In the chapters which have gone before, the powers of Congress have been considered. In connection therewith have been discussed the express and implied limitations which restrain Congress in the exercise of those powers, as, for example, with reference to the subject of taxation, the express limitation that all taxes, other than direct, shall be uniform throughout the United States, and the implied limitation, that the salaries of state officials, or the evidences of state indebtedness shall not be federally taxed.

In the present chapter we shall have to deal with the general limitations laid by the Constitution upon Congress, either by way of the absolute denial to Congress of a power, or by way of provision that the power shall be exercised only under certain specified circumstances.

It would seem that certain of these limitations thus expressly imposed operate as an absolute denial to Congress of a legislative power with reference to the subjects specified, without regard to time or place. Others of these limitations, as was held in the Insular Cases, serve to restrain the legislative powers of Congress only when dealing with the States and incorporated territories.1
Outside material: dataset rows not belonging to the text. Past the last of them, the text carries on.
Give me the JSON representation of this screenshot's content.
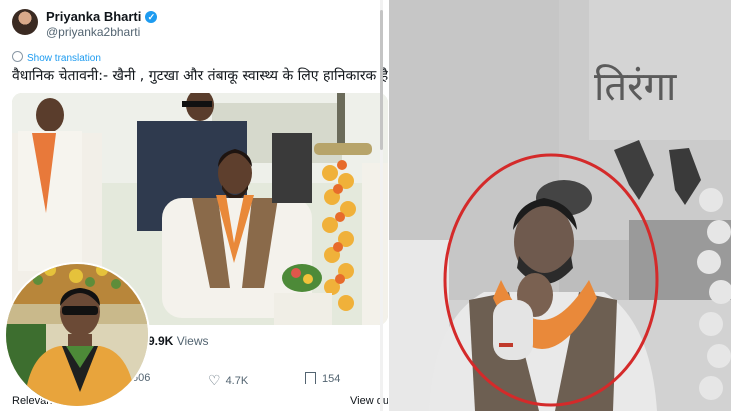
{
  "tweet": {
    "author_name": "Priyanka Bharti",
    "handle": "@priyanka2bharti",
    "show_translation": "Show translation",
    "text": "वैधानिक चेतावनी:- खैनी , गुटखा और तंबाकू स्वास्थ्य के लिए हानिकारक है।",
    "views_count": "9.9K",
    "views_label": "Views",
    "replies_count": "606",
    "likes_count": "4.7K",
    "bookmarks_count": "154",
    "relevant_label": "Relevant",
    "view_quotes_label": "View qu"
  },
  "right_panel": {
    "wall_text": "तिरंगा"
  },
  "colors": {
    "accent": "#1d9bf0",
    "circle": "#d42a2a",
    "vest": "#8a6a4a",
    "saffron": "#e9893a"
  }
}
1 "There is a clear distinction between such prohibitions as go to the very root of the power of Congress to act at all, irrespective of time and place, and such as are operative only 'throughout the United States' or among the several States. Thus, when the Constitution declares that 'no bill of attainder or ex post faclo law shall be passed,' and that 'no title of nobility shall be granted by the United States' it goes to the competency of Congress to pass a bill of that description. Perhaps the same remark may be applied to the First Amendment that 'Congress shall make no law respecting an establishment of religion, or prohibiting the free exercise thereof; or abridging the freedom of speech; or of the press; or the right of the people to peacefully assemble and to petition the government for a redress of grievances.' We do not wish, however, to be understood as expressing an opinion how far the bill of rights contained in the first eight Amendments is of general and how far